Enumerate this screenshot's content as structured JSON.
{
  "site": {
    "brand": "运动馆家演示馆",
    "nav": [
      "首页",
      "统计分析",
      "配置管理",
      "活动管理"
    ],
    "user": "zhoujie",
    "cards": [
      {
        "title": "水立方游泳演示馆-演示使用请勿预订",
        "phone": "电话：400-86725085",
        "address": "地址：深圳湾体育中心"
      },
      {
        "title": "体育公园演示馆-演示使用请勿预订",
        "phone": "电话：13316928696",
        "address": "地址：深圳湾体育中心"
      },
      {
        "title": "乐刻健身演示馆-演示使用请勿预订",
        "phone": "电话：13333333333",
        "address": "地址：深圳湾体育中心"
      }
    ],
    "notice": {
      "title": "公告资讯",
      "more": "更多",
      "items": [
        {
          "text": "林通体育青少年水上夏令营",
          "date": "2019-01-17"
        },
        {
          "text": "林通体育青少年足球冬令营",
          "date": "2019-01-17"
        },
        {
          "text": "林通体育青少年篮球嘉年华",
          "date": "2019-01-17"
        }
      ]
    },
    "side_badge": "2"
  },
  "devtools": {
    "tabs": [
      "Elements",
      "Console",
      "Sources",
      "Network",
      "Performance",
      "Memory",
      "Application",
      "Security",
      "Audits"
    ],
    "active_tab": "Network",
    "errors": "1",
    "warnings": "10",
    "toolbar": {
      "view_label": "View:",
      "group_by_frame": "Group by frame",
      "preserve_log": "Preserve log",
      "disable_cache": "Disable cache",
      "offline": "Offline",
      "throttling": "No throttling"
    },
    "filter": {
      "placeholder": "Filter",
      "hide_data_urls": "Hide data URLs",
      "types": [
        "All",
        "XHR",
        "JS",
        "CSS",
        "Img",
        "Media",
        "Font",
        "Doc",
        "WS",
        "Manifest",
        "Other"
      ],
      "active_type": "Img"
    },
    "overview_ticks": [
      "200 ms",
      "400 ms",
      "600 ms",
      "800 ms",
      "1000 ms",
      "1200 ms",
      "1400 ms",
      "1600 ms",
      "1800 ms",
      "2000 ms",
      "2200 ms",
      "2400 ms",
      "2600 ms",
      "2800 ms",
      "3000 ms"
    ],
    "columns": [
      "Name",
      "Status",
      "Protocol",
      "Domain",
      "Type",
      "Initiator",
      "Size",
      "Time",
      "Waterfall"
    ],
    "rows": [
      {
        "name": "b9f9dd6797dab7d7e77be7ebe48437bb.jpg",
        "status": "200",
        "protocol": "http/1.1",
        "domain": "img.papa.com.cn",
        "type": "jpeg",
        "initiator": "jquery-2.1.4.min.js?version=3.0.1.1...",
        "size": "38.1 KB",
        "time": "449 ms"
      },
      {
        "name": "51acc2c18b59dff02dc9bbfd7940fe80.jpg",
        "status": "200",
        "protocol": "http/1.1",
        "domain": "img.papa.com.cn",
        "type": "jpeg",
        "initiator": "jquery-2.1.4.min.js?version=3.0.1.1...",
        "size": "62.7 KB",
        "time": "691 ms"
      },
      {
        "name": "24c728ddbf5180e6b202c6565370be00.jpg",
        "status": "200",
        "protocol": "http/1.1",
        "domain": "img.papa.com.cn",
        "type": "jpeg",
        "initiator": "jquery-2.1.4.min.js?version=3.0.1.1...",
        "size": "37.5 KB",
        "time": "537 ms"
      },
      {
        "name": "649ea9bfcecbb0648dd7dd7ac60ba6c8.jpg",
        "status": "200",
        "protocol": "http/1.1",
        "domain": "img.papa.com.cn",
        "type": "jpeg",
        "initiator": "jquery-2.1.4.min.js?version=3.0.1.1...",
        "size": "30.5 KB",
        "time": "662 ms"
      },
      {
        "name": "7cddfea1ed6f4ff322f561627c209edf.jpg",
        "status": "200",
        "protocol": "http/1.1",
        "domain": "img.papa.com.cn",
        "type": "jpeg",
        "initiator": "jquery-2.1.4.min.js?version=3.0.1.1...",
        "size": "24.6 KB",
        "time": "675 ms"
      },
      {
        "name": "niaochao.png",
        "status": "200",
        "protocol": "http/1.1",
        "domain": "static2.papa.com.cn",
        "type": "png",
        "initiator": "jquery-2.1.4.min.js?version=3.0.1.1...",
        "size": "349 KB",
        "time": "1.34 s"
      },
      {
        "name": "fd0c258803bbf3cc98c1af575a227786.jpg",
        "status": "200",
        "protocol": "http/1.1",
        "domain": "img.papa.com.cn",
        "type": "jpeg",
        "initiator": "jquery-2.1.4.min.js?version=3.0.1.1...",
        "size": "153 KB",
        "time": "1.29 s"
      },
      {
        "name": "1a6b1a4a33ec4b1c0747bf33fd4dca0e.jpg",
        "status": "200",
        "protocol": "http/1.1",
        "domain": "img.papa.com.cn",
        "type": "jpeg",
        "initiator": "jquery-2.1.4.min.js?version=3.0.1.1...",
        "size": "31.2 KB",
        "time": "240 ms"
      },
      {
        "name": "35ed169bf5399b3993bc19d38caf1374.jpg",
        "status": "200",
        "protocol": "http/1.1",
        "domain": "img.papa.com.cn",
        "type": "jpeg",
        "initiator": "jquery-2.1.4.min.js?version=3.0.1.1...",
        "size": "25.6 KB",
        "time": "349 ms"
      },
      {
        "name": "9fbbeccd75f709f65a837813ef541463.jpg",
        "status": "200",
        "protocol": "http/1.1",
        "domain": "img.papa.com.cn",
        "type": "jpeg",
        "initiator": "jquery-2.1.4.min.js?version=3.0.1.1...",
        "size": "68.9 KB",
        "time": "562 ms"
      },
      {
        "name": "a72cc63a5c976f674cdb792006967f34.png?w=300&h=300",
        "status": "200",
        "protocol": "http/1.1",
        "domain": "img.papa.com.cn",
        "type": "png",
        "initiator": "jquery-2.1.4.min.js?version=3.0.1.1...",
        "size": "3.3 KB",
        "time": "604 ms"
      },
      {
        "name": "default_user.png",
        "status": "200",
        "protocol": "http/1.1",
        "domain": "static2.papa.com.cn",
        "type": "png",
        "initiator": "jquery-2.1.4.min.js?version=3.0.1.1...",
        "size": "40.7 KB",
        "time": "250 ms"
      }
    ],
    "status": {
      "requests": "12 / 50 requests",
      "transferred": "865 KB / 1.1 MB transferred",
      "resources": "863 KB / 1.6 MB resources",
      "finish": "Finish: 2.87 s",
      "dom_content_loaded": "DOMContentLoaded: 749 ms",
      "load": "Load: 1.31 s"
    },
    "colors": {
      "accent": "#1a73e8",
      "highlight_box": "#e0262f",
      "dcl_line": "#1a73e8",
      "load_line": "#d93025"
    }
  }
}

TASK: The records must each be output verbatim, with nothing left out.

FINISHED TASK:
Enumerate this screenshot's content as structured JSON.
{
  "site": {
    "brand": "运动馆家演示馆",
    "nav": [
      "首页",
      "统计分析",
      "配置管理",
      "活动管理"
    ],
    "user": "zhoujie",
    "cards": [
      {
        "title": "水立方游泳演示馆-演示使用请勿预订",
        "phone": "电话：400-86725085",
        "address": "地址：深圳湾体育中心"
      },
      {
        "title": "体育公园演示馆-演示使用请勿预订",
        "phone": "电话：13316928696",
        "address": "地址：深圳湾体育中心"
      },
      {
        "title": "乐刻健身演示馆-演示使用请勿预订",
        "phone": "电话：13333333333",
        "address": "地址：深圳湾体育中心"
      }
    ],
    "notice": {
      "title": "公告资讯",
      "more": "更多",
      "items": [
        {
          "text": "林通体育青少年水上夏令营",
          "date": "2019-01-17"
        },
        {
          "text": "林通体育青少年足球冬令营",
          "date": "2019-01-17"
        },
        {
          "text": "林通体育青少年篮球嘉年华",
          "date": "2019-01-17"
        }
      ]
    },
    "side_badge": "2"
  },
  "devtools": {
    "tabs": [
      "Elements",
      "Console",
      "Sources",
      "Network",
      "Performance",
      "Memory",
      "Application",
      "Security",
      "Audits"
    ],
    "active_tab": "Network",
    "errors": "1",
    "warnings": "10",
    "toolbar": {
      "view_label": "View:",
      "group_by_frame": "Group by frame",
      "preserve_log": "Preserve log",
      "disable_cache": "Disable cache",
      "offline": "Offline",
      "throttling": "No throttling"
    },
    "filter": {
      "placeholder": "Filter",
      "hide_data_urls": "Hide data URLs",
      "types": [
        "All",
        "XHR",
        "JS",
        "CSS",
        "Img",
        "Media",
        "Font",
        "Doc",
        "WS",
        "Manifest",
        "Other"
      ],
      "active_type": "Img"
    },
    "overview_ticks": [
      "200 ms",
      "400 ms",
      "600 ms",
      "800 ms",
      "1000 ms",
      "1200 ms",
      "1400 ms",
      "1600 ms",
      "1800 ms",
      "2000 ms",
      "2200 ms",
      "2400 ms",
      "2600 ms",
      "2800 ms",
      "3000 ms"
    ],
    "columns": [
      "Name",
      "Status",
      "Protocol",
      "Domain",
      "Type",
      "Initiator",
      "Size",
      "Time",
      "Waterfall"
    ],
    "rows": [
      {
        "name": "b9f9dd6797dab7d7e77be7ebe48437bb.jpg",
        "status": "200",
        "protocol": "http/1.1",
        "domain": "img.papa.com.cn",
        "type": "jpeg",
        "initiator": "jquery-2.1.4.min.js?version=3.0.1.1...",
        "size": "38.1 KB",
        "time": "449 ms"
      },
      {
        "name": "51acc2c18b59dff02dc9bbfd7940fe80.jpg",
        "status": "200",
        "protocol": "http/1.1",
        "domain": "img.papa.com.cn",
        "type": "jpeg",
        "initiator": "jquery-2.1.4.min.js?version=3.0.1.1...",
        "size": "62.7 KB",
        "time": "691 ms"
      },
      {
        "name": "24c728ddbf5180e6b202c6565370be00.jpg",
        "status": "200",
        "protocol": "http/1.1",
        "domain": "img.papa.com.cn",
        "type": "jpeg",
        "initiator": "jquery-2.1.4.min.js?version=3.0.1.1...",
        "size": "37.5 KB",
        "time": "537 ms"
      },
      {
        "name": "649ea9bfcecbb0648dd7dd7ac60ba6c8.jpg",
        "status": "200",
        "protocol": "http/1.1",
        "domain": "img.papa.com.cn",
        "type": "jpeg",
        "initiator": "jquery-2.1.4.min.js?version=3.0.1.1...",
        "size": "30.5 KB",
        "time": "662 ms"
      },
      {
        "name": "7cddfea1ed6f4ff322f561627c209edf.jpg",
        "status": "200",
        "protocol": "http/1.1",
        "domain": "img.papa.com.cn",
        "type": "jpeg",
        "initiator": "jquery-2.1.4.min.js?version=3.0.1.1...",
        "size": "24.6 KB",
        "time": "675 ms"
      },
      {
        "name": "niaochao.png",
        "status": "200",
        "protocol": "http/1.1",
        "domain": "static2.papa.com.cn",
        "type": "png",
        "initiator": "jquery-2.1.4.min.js?version=3.0.1.1...",
        "size": "349 KB",
        "time": "1.34 s"
      },
      {
        "name": "fd0c258803bbf3cc98c1af575a227786.jpg",
        "status": "200",
        "protocol": "http/1.1",
        "domain": "img.papa.com.cn",
        "type": "jpeg",
        "initiator": "jquery-2.1.4.min.js?version=3.0.1.1...",
        "size": "153 KB",
        "time": "1.29 s"
      },
      {
        "name": "1a6b1a4a33ec4b1c0747bf33fd4dca0e.jpg",
        "status": "200",
        "protocol": "http/1.1",
        "domain": "img.papa.com.cn",
        "type": "jpeg",
        "initiator": "jquery-2.1.4.min.js?version=3.0.1.1...",
        "size": "31.2 KB",
        "time": "240 ms"
      },
      {
        "name": "35ed169bf5399b3993bc19d38caf1374.jpg",
        "status": "200",
        "protocol": "http/1.1",
        "domain": "img.papa.com.cn",
        "type": "jpeg",
        "initiator": "jquery-2.1.4.min.js?version=3.0.1.1...",
        "size": "25.6 KB",
        "time": "349 ms"
      },
      {
        "name": "9fbbeccd75f709f65a837813ef541463.jpg",
        "status": "200",
        "protocol": "http/1.1",
        "domain": "img.papa.com.cn",
        "type": "jpeg",
        "initiator": "jquery-2.1.4.min.js?version=3.0.1.1...",
        "size": "68.9 KB",
        "time": "562 ms"
      },
      {
        "name": "a72cc63a5c976f674cdb792006967f34.png?w=300&h=300",
        "status": "200",
        "protocol": "http/1.1",
        "domain": "img.papa.com.cn",
        "type": "png",
        "initiator": "jquery-2.1.4.min.js?version=3.0.1.1...",
        "size": "3.3 KB",
        "time": "604 ms"
      },
      {
        "name": "default_user.png",
        "status": "200",
        "protocol": "http/1.1",
        "domain": "static2.papa.com.cn",
        "type": "png",
        "initiator": "jquery-2.1.4.min.js?version=3.0.1.1...",
        "size": "40.7 KB",
        "time": "250 ms"
      }
    ],
    "status": {
      "requests": "12 / 50 requests",
      "transferred": "865 KB / 1.1 MB transferred",
      "resources": "863 KB / 1.6 MB resources",
      "finish": "Finish: 2.87 s",
      "dom_content_loaded": "DOMContentLoaded: 749 ms",
      "load": "Load: 1.31 s"
    },
    "colors": {
      "accent": "#1a73e8",
      "highlight_box": "#e0262f",
      "dcl_line": "#1a73e8",
      "load_line": "#d93025"
    }
  }
}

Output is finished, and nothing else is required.